Tuesday is primary election day in Wisconsin. With races for governor, U.S. Senate and other offices, turnout is expected to be the highest since the presidential election in November 2016. Donald Trump’s win in that election spurred a lot of national concern over election tampering. While some voters still aren’t sure the system is secure, Wisconsin officials say the public shouldn’t be worried about ballot security. After early voting last week at the Zeidler Municipal Building in downtown Milwaukee, Anthony Brown said he considers hacking of voting machines a legitimate threat. “Anything that somebody can access from the other side of the world — I mean anywhere — any computer-oriented person can dictate what’s going on inside of that machine,” Brown said.
Another early voter, Sienna Bickham, said hacking is especially a concern in close elections. “I’m never very confident in the voting unless it’s like some sort of landslide where we knew who the candidate was going to be outright, I guess,” Bickham said.
Skepticism about the integrity of voting is not something election officials like to hear as they get ready for the big day. So, those officials are speaking up.
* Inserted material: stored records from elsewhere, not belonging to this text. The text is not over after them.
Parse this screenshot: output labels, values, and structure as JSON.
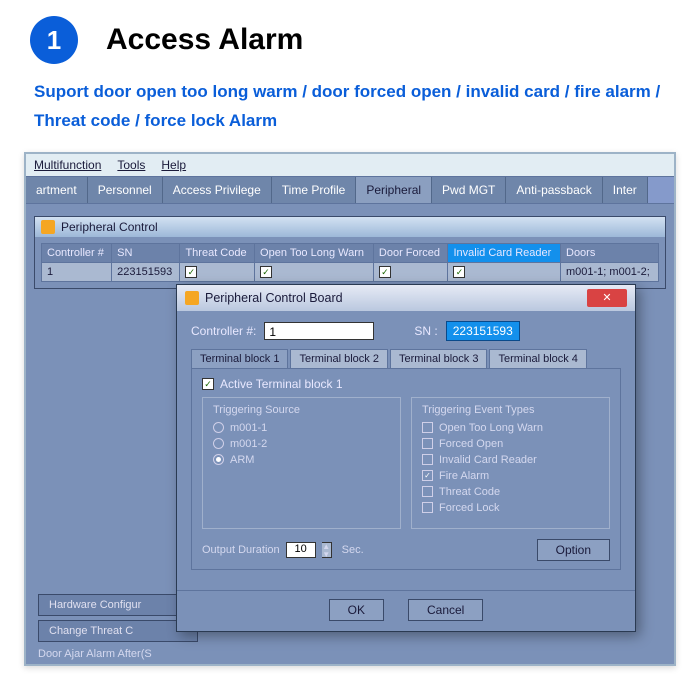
{
  "badge": "1",
  "title": "Access Alarm",
  "subtitle": "Suport door open too long warm / door forced open / invalid card / fire alarm / Threat code / force lock Alarm",
  "menu": [
    "Multifunction",
    "Tools",
    "Help"
  ],
  "tabs": [
    "artment",
    "Personnel",
    "Access Privilege",
    "Time Profile",
    "Peripheral",
    "Pwd MGT",
    "Anti-passback",
    "Inter"
  ],
  "active_tab": 4,
  "child_window_title": "Peripheral Control",
  "table": {
    "headers": [
      "Controller #",
      "SN",
      "Threat Code",
      "Open Too Long Warn",
      "Door Forced",
      "Invalid Card Reader",
      "Doors"
    ],
    "row": {
      "controller": "1",
      "sn": "223151593",
      "doors": "m001-1; m001-2;"
    }
  },
  "dialog": {
    "title": "Peripheral Control Board",
    "controller_label": "Controller #:",
    "controller_val": "1",
    "sn_label": "SN :",
    "sn_val": "223151593",
    "tabs": [
      "Terminal block 1",
      "Terminal block 2",
      "Terminal block 3",
      "Terminal block 4"
    ],
    "active_cb": "Active Terminal block 1",
    "trigger_src": {
      "title": "Triggering Source",
      "opts": [
        "m001-1",
        "m001-2",
        "ARM"
      ],
      "checked": 2
    },
    "event_types": {
      "title": "Triggering Event Types",
      "opts": [
        "Open Too Long Warn",
        "Forced Open",
        "Invalid Card Reader",
        "Fire Alarm",
        "Threat Code",
        "Forced Lock"
      ],
      "checked": [
        3
      ]
    },
    "duration_label": "Output Duration",
    "duration_val": "10",
    "duration_unit": "Sec.",
    "option_btn": "Option",
    "ok": "OK",
    "cancel": "Cancel"
  },
  "bottom_buttons": [
    "Hardware Configur",
    "Change Threat C"
  ],
  "bottom_text": "Door Ajar Alarm After(S"
}
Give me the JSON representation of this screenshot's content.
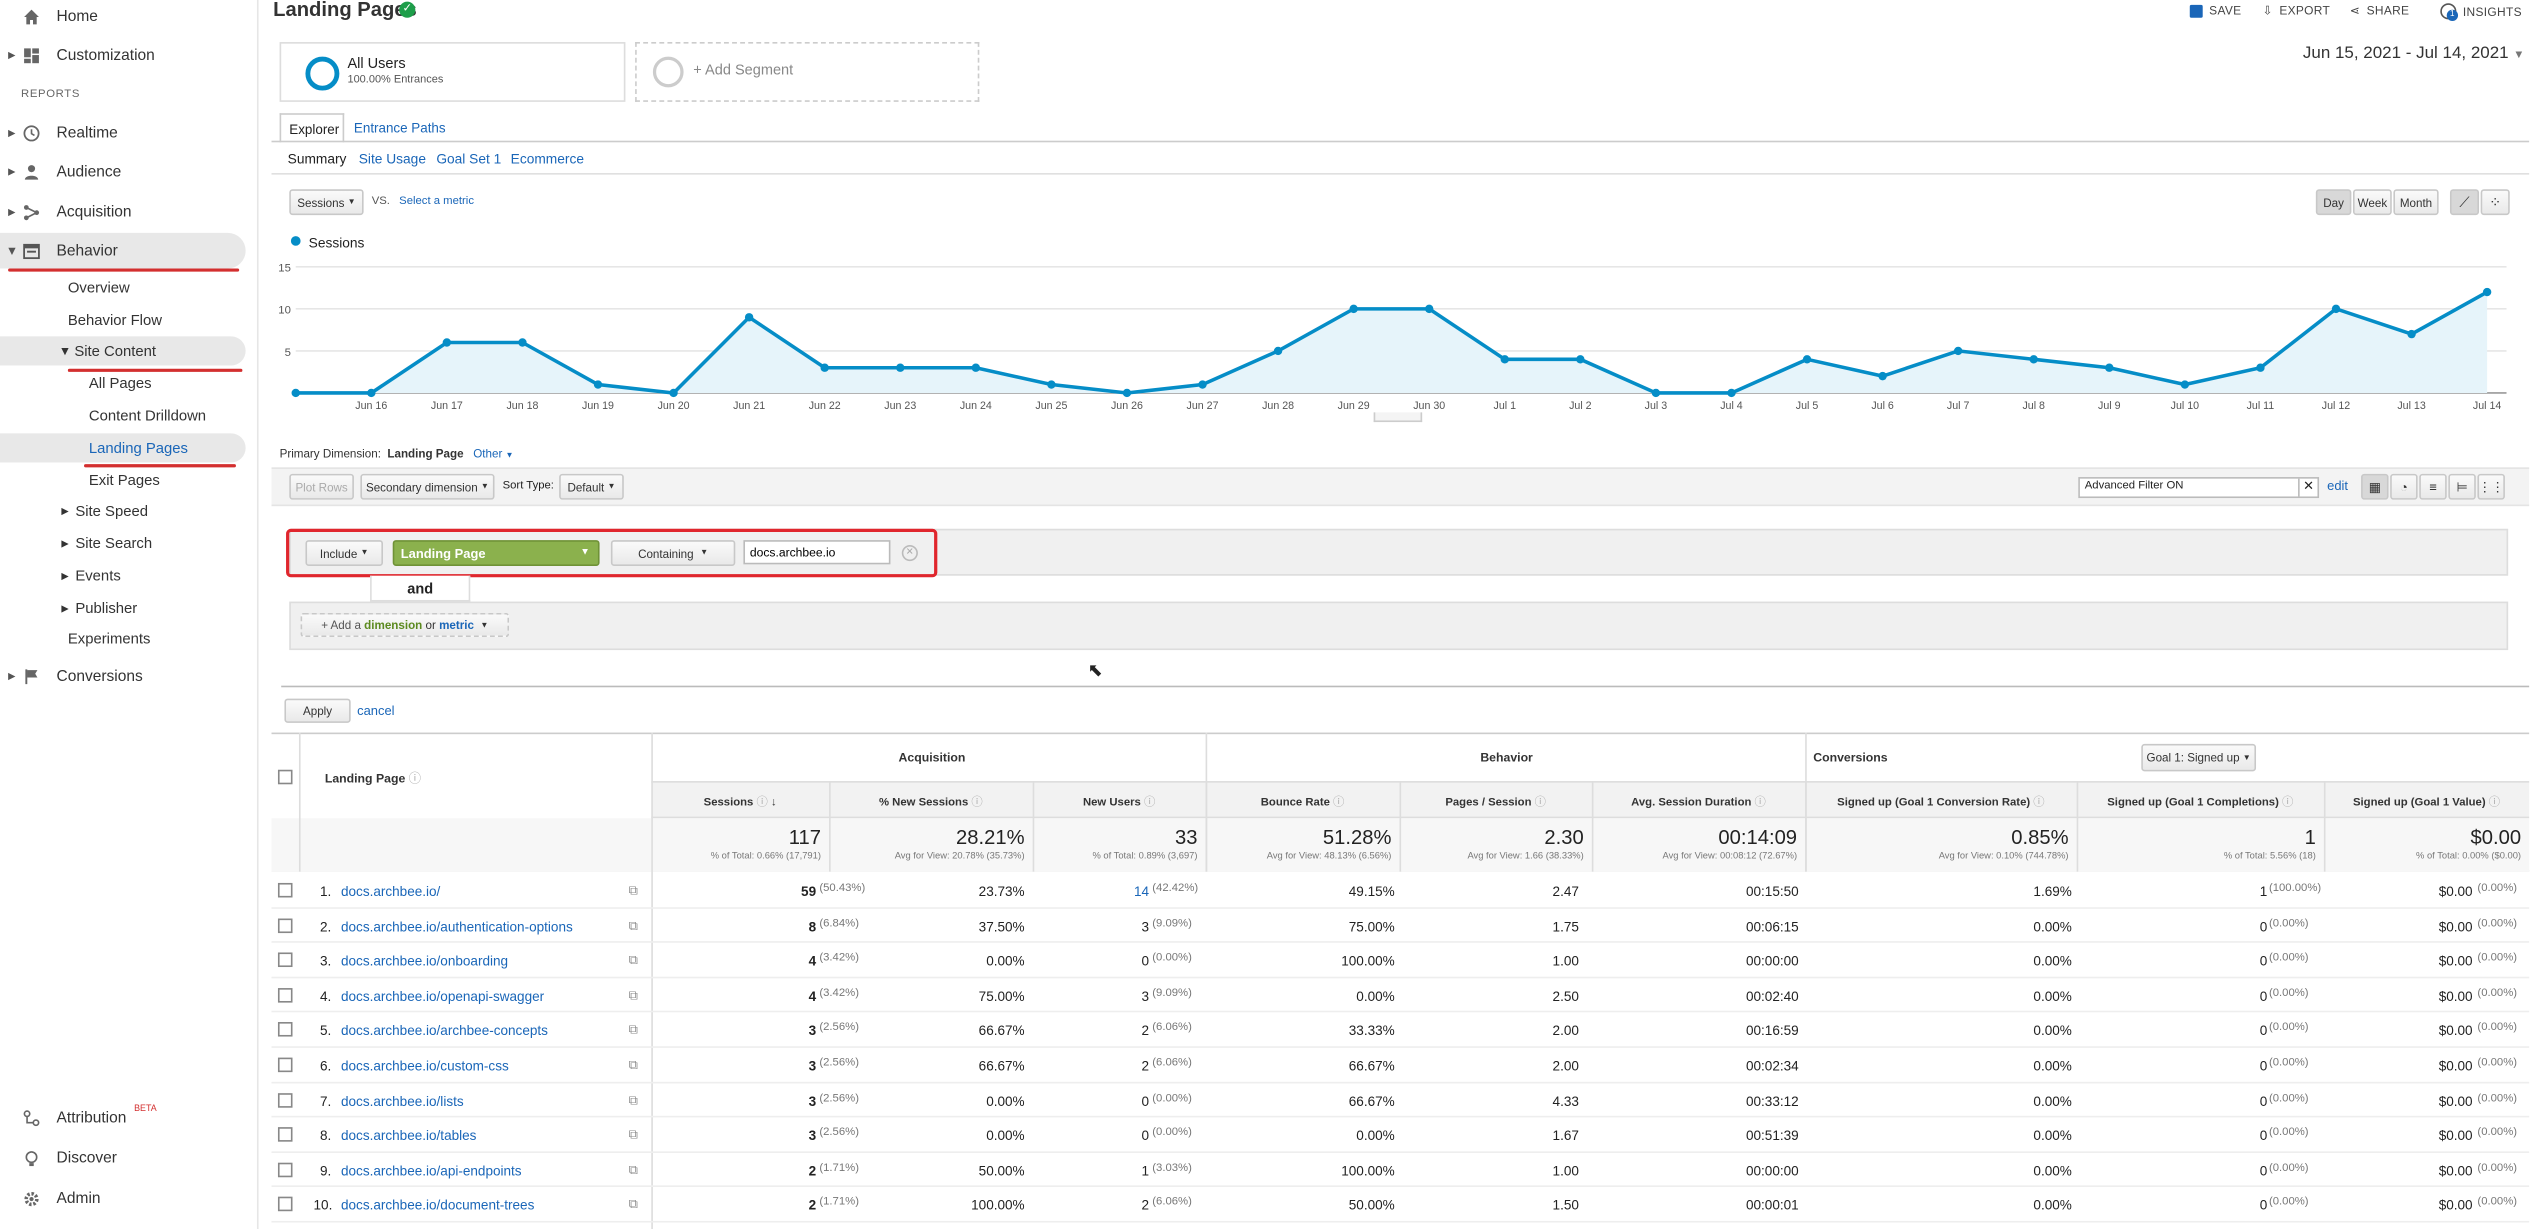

Election Commission Executive Director Neil Albrecht said the machines are tamper proof. “They are held in a locked and secure space until election day, when the poll workers arrive and then everything comes out and the site is set up for voting,” he said.